But I also am skeptical. Recently, I read an account of a BigLaw firm that has been accused of firing a member of the staff because she “seemed distracted.” The facts show that the woman employee was a very recent widow, the mother of several small children and struggling with the responsibilities of family and work during a pandemic. Distracted? Try devastated. And you would expect a human response and an offer of help. Certainly not a firing.
The fiascos with the July 2020 bar exams have also shown our profession in a particularly bad light: delayed decision-making by bar examiners, which has resulted in uncertainty and financial burdens for recent law graduates; test-takers forced to sit for in-person exams in spite of serious health concerns related to the pandemic; technology breaches during online testing, which have added to the inherent stress of this brand of competency testing; and the insults women test-takers have been subjected to in the name of test security.
These all are outrageous and could have been avoided if leaders in our profession had been willing to forgo tradition and fashion creative solutions to respond to unprecedented challenges. If you are not current on the gravity of these matters, my blog post on the subject will help bring you up to speed.
This I know for sure: Lawyers, especially young lawyers, are not pawns in a game of chess. Their lives are not to be wagered as bets during an especially infectious and life-threatening virus. They are the future of our profession, and we need to see them that way and respect them. They will not ruin the profession if the age-old measures of purported competence are abandoned for the good causes of the health and safety of those we have encouraged into the profession.
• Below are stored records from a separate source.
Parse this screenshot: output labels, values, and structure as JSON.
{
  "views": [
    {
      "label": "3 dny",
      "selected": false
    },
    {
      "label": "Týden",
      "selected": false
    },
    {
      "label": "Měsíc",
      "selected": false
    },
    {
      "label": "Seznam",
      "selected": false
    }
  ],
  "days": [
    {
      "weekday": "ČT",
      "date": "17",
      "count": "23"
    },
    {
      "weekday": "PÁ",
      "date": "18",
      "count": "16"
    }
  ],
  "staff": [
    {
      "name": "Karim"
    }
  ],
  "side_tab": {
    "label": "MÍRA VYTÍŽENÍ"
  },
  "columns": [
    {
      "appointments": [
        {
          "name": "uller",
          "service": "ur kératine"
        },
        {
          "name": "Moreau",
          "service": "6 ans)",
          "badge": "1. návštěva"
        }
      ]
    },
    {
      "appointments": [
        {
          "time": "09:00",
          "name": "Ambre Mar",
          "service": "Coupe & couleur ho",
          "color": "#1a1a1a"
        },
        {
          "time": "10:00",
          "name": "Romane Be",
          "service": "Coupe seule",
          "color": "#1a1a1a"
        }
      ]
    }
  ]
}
The failure of the law profession to be creative, innovative, considerate and empathetic is a thundering example of a profession stuck in the past with very little vision and in danger of becoming a culturally bankrupt profession, content with overlooking too many of its members and refusing to do damage control. And we are left to wonder what it will take, beyond a pandemic, to abandon business as usual and read the tea leaves of progress.
I hope for better times. I hope for sounder minds. I hope for a profession that embraces the future and incorporates the proper damage controls to take full advantage of all that future has to offer.
Susan Smith Blakely is a former partner, law career counselor and author of the Best Friends at the Bar book series for female lawyers. Her most recent book is What Millennial Lawyers Want: A Bridge from the Past to the Future of Law Practice.